***** DATA

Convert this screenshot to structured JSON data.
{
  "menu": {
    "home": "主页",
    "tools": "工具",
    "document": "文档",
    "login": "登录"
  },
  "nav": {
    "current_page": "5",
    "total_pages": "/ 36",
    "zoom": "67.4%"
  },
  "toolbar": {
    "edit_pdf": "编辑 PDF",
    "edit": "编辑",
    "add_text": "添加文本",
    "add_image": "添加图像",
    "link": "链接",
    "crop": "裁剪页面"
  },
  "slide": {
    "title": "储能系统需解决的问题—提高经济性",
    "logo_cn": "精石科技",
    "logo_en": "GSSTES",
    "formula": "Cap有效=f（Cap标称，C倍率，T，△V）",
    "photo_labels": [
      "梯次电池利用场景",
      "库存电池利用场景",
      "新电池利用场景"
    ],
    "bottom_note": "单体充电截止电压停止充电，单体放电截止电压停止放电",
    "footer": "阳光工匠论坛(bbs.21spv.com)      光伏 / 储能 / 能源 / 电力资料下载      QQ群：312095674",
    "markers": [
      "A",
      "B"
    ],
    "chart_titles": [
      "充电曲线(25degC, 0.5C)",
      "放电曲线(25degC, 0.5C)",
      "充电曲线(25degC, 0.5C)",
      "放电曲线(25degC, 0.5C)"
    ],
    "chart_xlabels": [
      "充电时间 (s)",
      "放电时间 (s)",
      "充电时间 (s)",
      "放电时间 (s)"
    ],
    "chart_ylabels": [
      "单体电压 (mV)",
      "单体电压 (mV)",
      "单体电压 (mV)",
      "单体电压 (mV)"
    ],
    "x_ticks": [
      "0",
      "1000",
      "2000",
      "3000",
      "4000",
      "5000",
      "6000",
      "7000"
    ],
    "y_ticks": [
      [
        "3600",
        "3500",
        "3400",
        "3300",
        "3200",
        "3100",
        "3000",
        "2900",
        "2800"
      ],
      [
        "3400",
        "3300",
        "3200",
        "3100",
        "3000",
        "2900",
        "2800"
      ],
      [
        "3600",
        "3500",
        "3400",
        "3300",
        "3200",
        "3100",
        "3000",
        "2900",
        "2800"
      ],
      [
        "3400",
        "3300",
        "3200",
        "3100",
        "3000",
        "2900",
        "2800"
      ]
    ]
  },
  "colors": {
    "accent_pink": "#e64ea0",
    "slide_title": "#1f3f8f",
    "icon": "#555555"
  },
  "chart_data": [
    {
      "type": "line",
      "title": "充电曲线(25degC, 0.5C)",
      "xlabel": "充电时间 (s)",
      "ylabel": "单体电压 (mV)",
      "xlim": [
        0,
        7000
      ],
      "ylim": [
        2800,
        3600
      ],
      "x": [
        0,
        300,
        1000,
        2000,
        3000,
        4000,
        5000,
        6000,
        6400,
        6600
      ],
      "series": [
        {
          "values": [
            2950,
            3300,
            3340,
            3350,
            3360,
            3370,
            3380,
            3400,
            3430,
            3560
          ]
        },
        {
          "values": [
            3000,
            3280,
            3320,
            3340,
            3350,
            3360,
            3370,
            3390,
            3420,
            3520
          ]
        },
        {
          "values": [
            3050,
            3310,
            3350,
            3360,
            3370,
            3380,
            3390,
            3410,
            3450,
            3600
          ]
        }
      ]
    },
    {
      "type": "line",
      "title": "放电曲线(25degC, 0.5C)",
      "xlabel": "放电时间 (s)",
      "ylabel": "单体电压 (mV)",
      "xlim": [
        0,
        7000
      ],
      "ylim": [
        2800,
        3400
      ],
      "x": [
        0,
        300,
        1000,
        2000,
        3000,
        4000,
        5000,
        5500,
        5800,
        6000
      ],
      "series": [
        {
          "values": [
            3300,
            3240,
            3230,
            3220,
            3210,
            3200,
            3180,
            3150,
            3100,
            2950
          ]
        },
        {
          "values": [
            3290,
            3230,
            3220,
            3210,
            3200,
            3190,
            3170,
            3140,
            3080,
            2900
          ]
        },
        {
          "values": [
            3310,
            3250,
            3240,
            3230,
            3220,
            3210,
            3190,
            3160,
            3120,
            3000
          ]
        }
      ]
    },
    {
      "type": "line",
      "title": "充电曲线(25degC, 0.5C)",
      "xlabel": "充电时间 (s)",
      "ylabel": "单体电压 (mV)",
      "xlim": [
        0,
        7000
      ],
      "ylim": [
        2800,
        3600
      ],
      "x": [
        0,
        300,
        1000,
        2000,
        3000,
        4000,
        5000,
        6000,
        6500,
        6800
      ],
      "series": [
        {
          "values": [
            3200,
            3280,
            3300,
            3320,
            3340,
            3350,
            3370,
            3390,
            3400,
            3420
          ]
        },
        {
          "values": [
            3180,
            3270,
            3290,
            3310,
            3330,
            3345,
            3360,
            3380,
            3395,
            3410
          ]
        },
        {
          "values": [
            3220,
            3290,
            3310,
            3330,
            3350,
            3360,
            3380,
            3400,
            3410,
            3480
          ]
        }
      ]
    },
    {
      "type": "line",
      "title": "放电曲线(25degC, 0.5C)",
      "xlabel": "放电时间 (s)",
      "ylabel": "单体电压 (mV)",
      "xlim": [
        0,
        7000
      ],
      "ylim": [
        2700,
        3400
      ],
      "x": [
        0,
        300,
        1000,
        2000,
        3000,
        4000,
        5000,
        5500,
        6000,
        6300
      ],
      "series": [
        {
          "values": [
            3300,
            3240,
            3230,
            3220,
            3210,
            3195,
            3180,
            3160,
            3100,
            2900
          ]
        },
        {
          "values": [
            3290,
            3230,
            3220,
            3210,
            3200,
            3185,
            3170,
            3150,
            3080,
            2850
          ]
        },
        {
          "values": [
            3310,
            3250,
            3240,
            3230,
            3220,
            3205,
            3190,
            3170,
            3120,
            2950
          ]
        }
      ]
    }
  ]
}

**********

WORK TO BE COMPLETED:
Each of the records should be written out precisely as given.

RESULT OF THIS TASK:
Convert this screenshot to structured JSON data.
{
  "menu": {
    "home": "主页",
    "tools": "工具",
    "document": "文档",
    "login": "登录"
  },
  "nav": {
    "current_page": "5",
    "total_pages": "/ 36",
    "zoom": "67.4%"
  },
  "toolbar": {
    "edit_pdf": "编辑 PDF",
    "edit": "编辑",
    "add_text": "添加文本",
    "add_image": "添加图像",
    "link": "链接",
    "crop": "裁剪页面"
  },
  "slide": {
    "title": "储能系统需解决的问题—提高经济性",
    "logo_cn": "精石科技",
    "logo_en": "GSSTES",
    "formula": "Cap有效=f（Cap标称，C倍率，T，△V）",
    "photo_labels": [
      "梯次电池利用场景",
      "库存电池利用场景",
      "新电池利用场景"
    ],
    "bottom_note": "单体充电截止电压停止充电，单体放电截止电压停止放电",
    "footer": "阳光工匠论坛(bbs.21spv.com)      光伏 / 储能 / 能源 / 电力资料下载      QQ群：312095674",
    "markers": [
      "A",
      "B"
    ],
    "chart_titles": [
      "充电曲线(25degC, 0.5C)",
      "放电曲线(25degC, 0.5C)",
      "充电曲线(25degC, 0.5C)",
      "放电曲线(25degC, 0.5C)"
    ],
    "chart_xlabels": [
      "充电时间 (s)",
      "放电时间 (s)",
      "充电时间 (s)",
      "放电时间 (s)"
    ],
    "chart_ylabels": [
      "单体电压 (mV)",
      "单体电压 (mV)",
      "单体电压 (mV)",
      "单体电压 (mV)"
    ],
    "x_ticks": [
      "0",
      "1000",
      "2000",
      "3000",
      "4000",
      "5000",
      "6000",
      "7000"
    ],
    "y_ticks": [
      [
        "3600",
        "3500",
        "3400",
        "3300",
        "3200",
        "3100",
        "3000",
        "2900",
        "2800"
      ],
      [
        "3400",
        "3300",
        "3200",
        "3100",
        "3000",
        "2900",
        "2800"
      ],
      [
        "3600",
        "3500",
        "3400",
        "3300",
        "3200",
        "3100",
        "3000",
        "2900",
        "2800"
      ],
      [
        "3400",
        "3300",
        "3200",
        "3100",
        "3000",
        "2900",
        "2800"
      ]
    ]
  },
  "colors": {
    "accent_pink": "#e64ea0",
    "slide_title": "#1f3f8f",
    "icon": "#555555"
  },
  "chart_data": [
    {
      "type": "line",
      "title": "充电曲线(25degC, 0.5C)",
      "xlabel": "充电时间 (s)",
      "ylabel": "单体电压 (mV)",
      "xlim": [
        0,
        7000
      ],
      "ylim": [
        2800,
        3600
      ],
      "x": [
        0,
        300,
        1000,
        2000,
        3000,
        4000,
        5000,
        6000,
        6400,
        6600
      ],
      "series": [
        {
          "values": [
            2950,
            3300,
            3340,
            3350,
            3360,
            3370,
            3380,
            3400,
            3430,
            3560
          ]
        },
        {
          "values": [
            3000,
            3280,
            3320,
            3340,
            3350,
            3360,
            3370,
            3390,
            3420,
            3520
          ]
        },
        {
          "values": [
            3050,
            3310,
            3350,
            3360,
            3370,
            3380,
            3390,
            3410,
            3450,
            3600
          ]
        }
      ]
    },
    {
      "type": "line",
      "title": "放电曲线(25degC, 0.5C)",
      "xlabel": "放电时间 (s)",
      "ylabel": "单体电压 (mV)",
      "xlim": [
        0,
        7000
      ],
      "ylim": [
        2800,
        3400
      ],
      "x": [
        0,
        300,
        1000,
        2000,
        3000,
        4000,
        5000,
        5500,
        5800,
        6000
      ],
      "series": [
        {
          "values": [
            3300,
            3240,
            3230,
            3220,
            3210,
            3200,
            3180,
            3150,
            3100,
            2950
          ]
        },
        {
          "values": [
            3290,
            3230,
            3220,
            3210,
            3200,
            3190,
            3170,
            3140,
            3080,
            2900
          ]
        },
        {
          "values": [
            3310,
            3250,
            3240,
            3230,
            3220,
            3210,
            3190,
            3160,
            3120,
            3000
          ]
        }
      ]
    },
    {
      "type": "line",
      "title": "充电曲线(25degC, 0.5C)",
      "xlabel": "充电时间 (s)",
      "ylabel": "单体电压 (mV)",
      "xlim": [
        0,
        7000
      ],
      "ylim": [
        2800,
        3600
      ],
      "x": [
        0,
        300,
        1000,
        2000,
        3000,
        4000,
        5000,
        6000,
        6500,
        6800
      ],
      "series": [
        {
          "values": [
            3200,
            3280,
            3300,
            3320,
            3340,
            3350,
            3370,
            3390,
            3400,
            3420
          ]
        },
        {
          "values": [
            3180,
            3270,
            3290,
            3310,
            3330,
            3345,
            3360,
            3380,
            3395,
            3410
          ]
        },
        {
          "values": [
            3220,
            3290,
            3310,
            3330,
            3350,
            3360,
            3380,
            3400,
            3410,
            3480
          ]
        }
      ]
    },
    {
      "type": "line",
      "title": "放电曲线(25degC, 0.5C)",
      "xlabel": "放电时间 (s)",
      "ylabel": "单体电压 (mV)",
      "xlim": [
        0,
        7000
      ],
      "ylim": [
        2700,
        3400
      ],
      "x": [
        0,
        300,
        1000,
        2000,
        3000,
        4000,
        5000,
        5500,
        6000,
        6300
      ],
      "series": [
        {
          "values": [
            3300,
            3240,
            3230,
            3220,
            3210,
            3195,
            3180,
            3160,
            3100,
            2900
          ]
        },
        {
          "values": [
            3290,
            3230,
            3220,
            3210,
            3200,
            3185,
            3170,
            3150,
            3080,
            2850
          ]
        },
        {
          "values": [
            3310,
            3250,
            3240,
            3230,
            3220,
            3205,
            3190,
            3170,
            3120,
            2950
          ]
        }
      ]
    }
  ]
}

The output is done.